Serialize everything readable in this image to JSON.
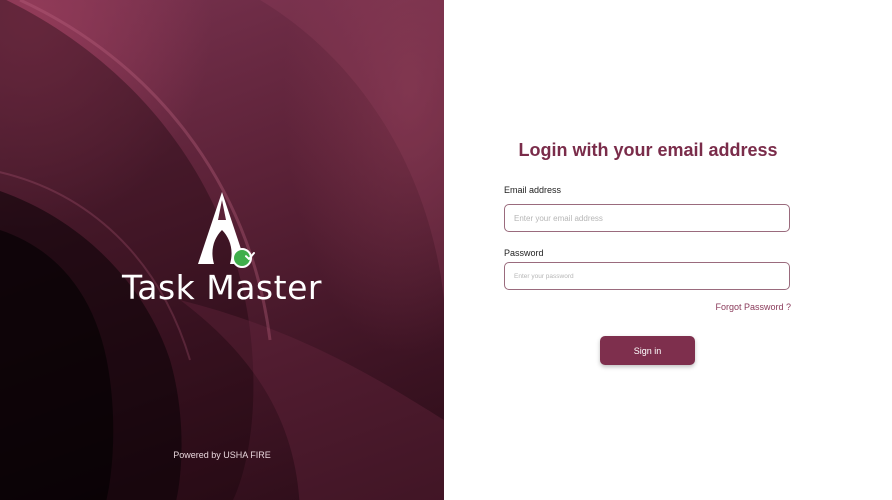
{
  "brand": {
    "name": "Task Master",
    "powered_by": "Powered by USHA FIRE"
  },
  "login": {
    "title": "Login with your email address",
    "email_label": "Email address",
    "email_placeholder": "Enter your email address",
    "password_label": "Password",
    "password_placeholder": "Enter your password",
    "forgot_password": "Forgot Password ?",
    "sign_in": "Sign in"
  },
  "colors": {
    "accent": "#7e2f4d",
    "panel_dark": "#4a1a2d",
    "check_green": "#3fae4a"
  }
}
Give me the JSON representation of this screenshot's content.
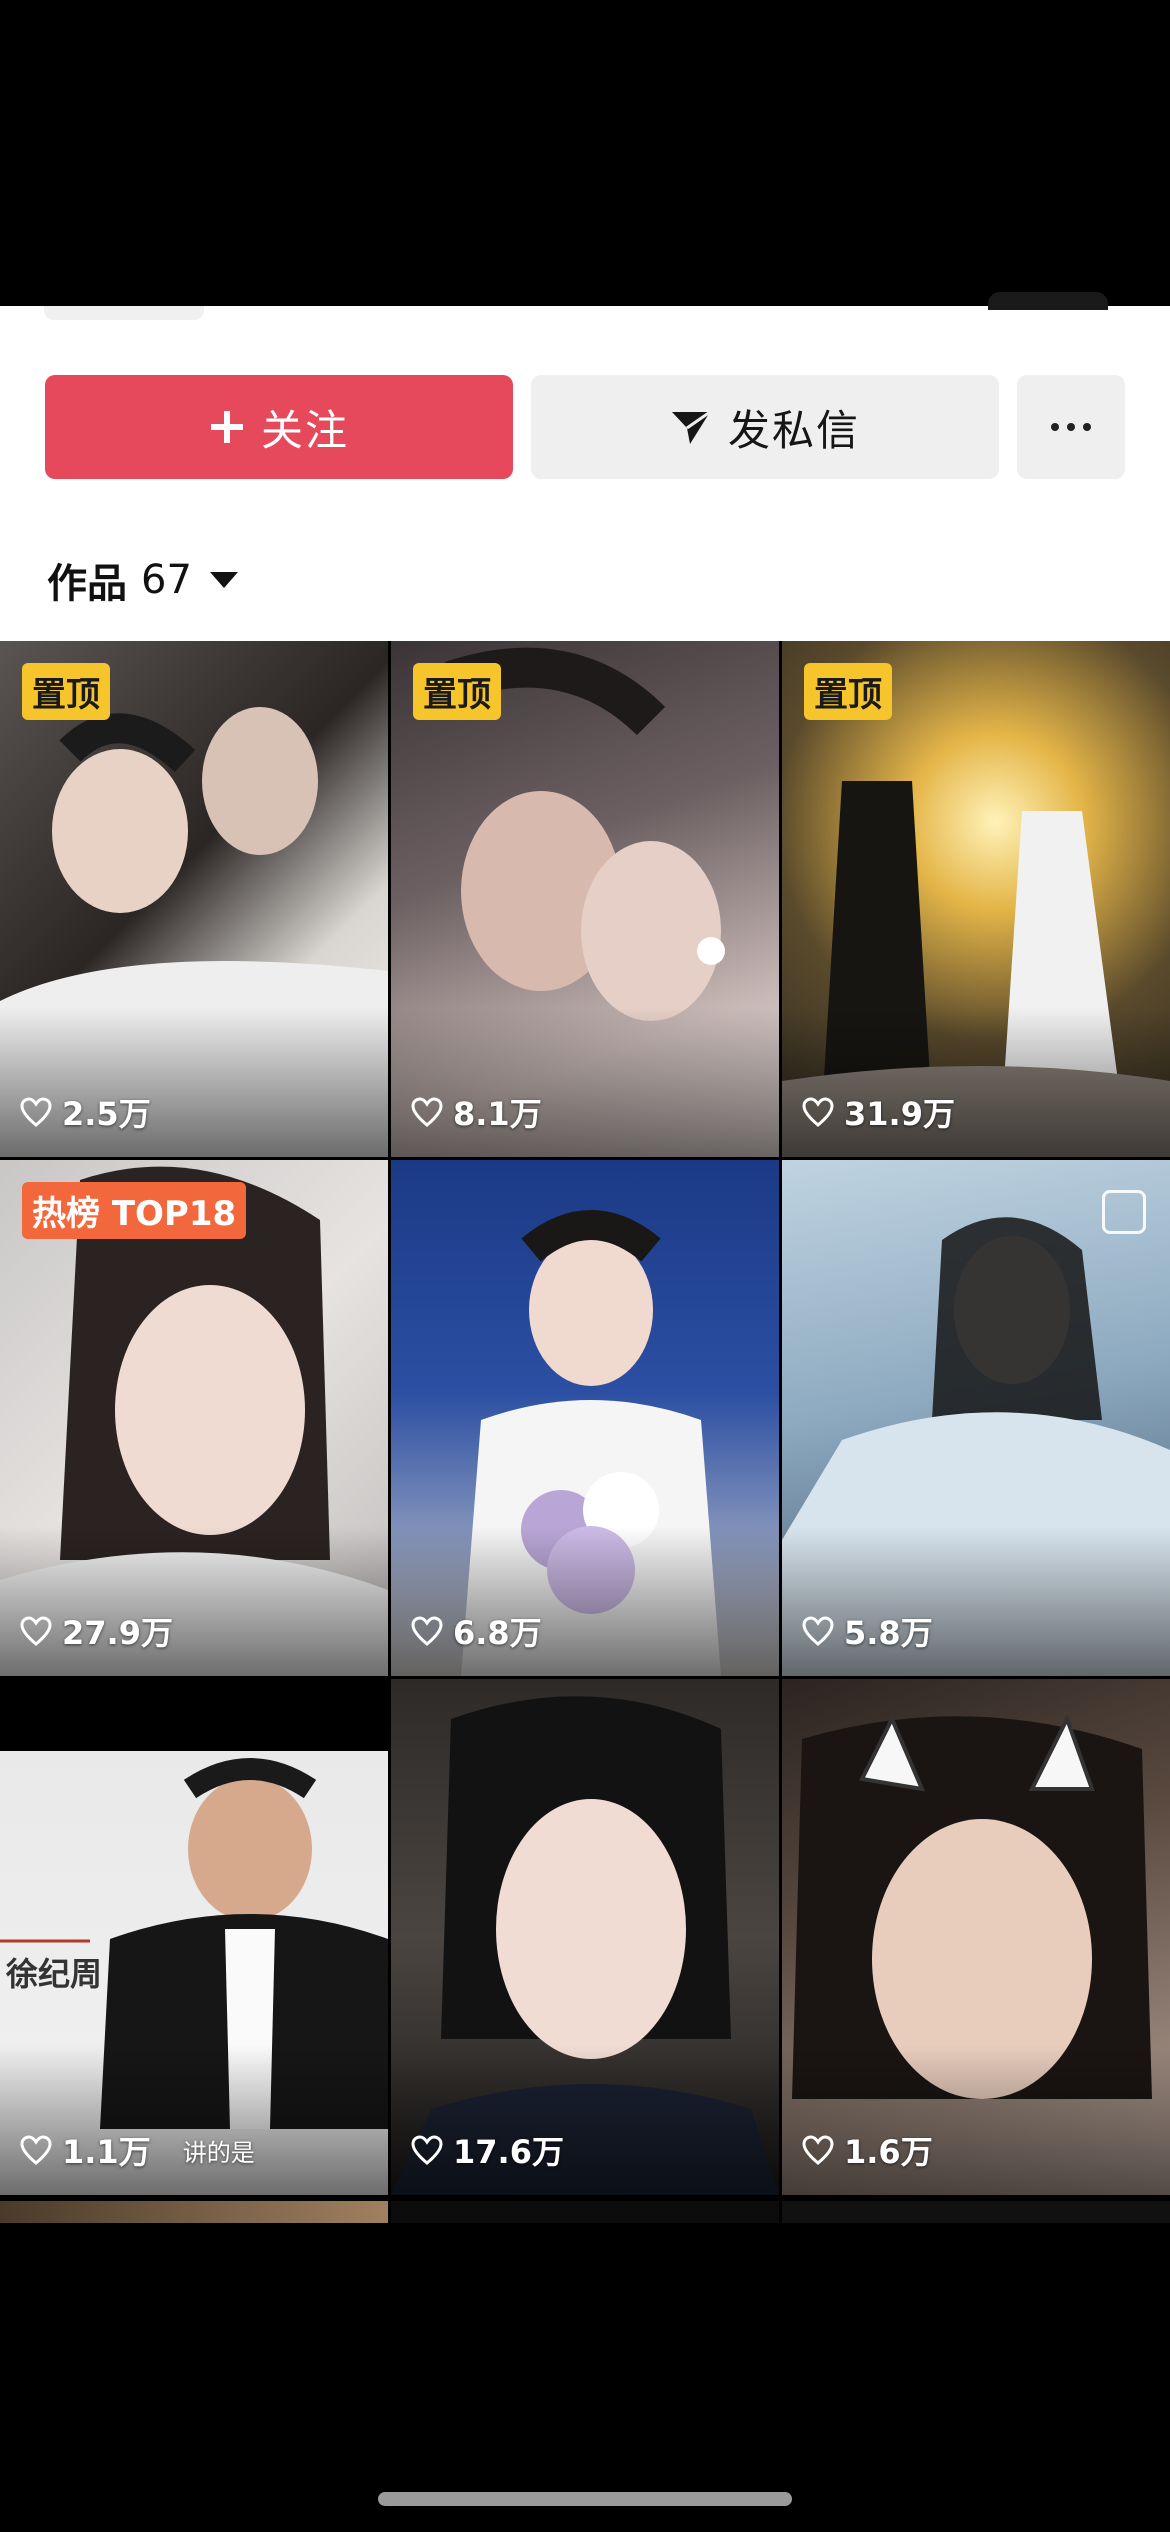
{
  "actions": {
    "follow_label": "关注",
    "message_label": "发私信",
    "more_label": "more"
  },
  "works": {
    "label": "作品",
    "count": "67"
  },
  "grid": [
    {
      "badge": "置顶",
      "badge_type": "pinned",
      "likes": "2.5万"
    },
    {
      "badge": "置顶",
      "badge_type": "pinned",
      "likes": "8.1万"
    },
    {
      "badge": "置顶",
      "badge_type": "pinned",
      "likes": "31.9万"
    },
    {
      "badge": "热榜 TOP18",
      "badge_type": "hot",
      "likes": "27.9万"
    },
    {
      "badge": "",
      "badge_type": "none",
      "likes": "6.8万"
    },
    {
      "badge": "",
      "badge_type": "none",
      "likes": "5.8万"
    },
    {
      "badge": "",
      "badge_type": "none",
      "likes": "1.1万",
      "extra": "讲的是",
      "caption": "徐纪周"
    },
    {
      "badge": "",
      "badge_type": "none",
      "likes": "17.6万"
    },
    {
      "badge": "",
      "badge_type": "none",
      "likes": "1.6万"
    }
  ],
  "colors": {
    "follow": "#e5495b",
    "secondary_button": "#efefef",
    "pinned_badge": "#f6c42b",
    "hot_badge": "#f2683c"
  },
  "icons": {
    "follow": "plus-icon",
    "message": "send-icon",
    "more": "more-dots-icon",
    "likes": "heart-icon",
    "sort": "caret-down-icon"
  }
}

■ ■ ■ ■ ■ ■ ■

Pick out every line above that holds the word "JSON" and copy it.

Serialize everything readable in this image to JSON.
Give me the JSON representation of this screenshot's content.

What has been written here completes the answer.